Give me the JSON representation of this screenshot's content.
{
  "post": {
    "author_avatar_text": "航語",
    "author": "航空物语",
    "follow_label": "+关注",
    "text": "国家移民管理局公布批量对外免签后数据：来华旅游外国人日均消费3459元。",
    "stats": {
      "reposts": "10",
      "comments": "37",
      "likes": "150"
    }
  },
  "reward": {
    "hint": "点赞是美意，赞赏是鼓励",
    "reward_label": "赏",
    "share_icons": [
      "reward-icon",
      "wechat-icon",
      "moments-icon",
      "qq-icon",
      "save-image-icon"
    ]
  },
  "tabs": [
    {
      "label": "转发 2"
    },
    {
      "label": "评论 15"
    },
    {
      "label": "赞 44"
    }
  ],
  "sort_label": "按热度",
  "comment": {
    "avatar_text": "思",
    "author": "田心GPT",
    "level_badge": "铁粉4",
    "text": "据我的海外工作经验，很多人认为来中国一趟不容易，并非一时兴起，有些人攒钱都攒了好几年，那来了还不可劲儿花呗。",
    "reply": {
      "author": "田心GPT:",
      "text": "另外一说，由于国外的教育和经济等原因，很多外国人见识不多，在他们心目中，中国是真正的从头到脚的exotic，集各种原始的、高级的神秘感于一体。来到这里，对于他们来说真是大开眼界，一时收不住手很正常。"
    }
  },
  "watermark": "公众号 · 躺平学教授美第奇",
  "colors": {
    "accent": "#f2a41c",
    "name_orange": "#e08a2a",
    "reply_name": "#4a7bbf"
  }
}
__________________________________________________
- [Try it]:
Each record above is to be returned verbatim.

- [Solution to the problem]:
Give me the JSON representation of this screenshot's content.
{
  "post": {
    "author_avatar_text": "航語",
    "author": "航空物语",
    "follow_label": "+关注",
    "text": "国家移民管理局公布批量对外免签后数据：来华旅游外国人日均消费3459元。",
    "stats": {
      "reposts": "10",
      "comments": "37",
      "likes": "150"
    }
  },
  "reward": {
    "hint": "点赞是美意，赞赏是鼓励",
    "reward_label": "赏",
    "share_icons": [
      "reward-icon",
      "wechat-icon",
      "moments-icon",
      "qq-icon",
      "save-image-icon"
    ]
  },
  "tabs": [
    {
      "label": "转发 2"
    },
    {
      "label": "评论 15"
    },
    {
      "label": "赞 44"
    }
  ],
  "sort_label": "按热度",
  "comment": {
    "avatar_text": "思",
    "author": "田心GPT",
    "level_badge": "铁粉4",
    "text": "据我的海外工作经验，很多人认为来中国一趟不容易，并非一时兴起，有些人攒钱都攒了好几年，那来了还不可劲儿花呗。",
    "reply": {
      "author": "田心GPT:",
      "text": "另外一说，由于国外的教育和经济等原因，很多外国人见识不多，在他们心目中，中国是真正的从头到脚的exotic，集各种原始的、高级的神秘感于一体。来到这里，对于他们来说真是大开眼界，一时收不住手很正常。"
    }
  },
  "watermark": "公众号 · 躺平学教授美第奇",
  "colors": {
    "accent": "#f2a41c",
    "name_orange": "#e08a2a",
    "reply_name": "#4a7bbf"
  }
}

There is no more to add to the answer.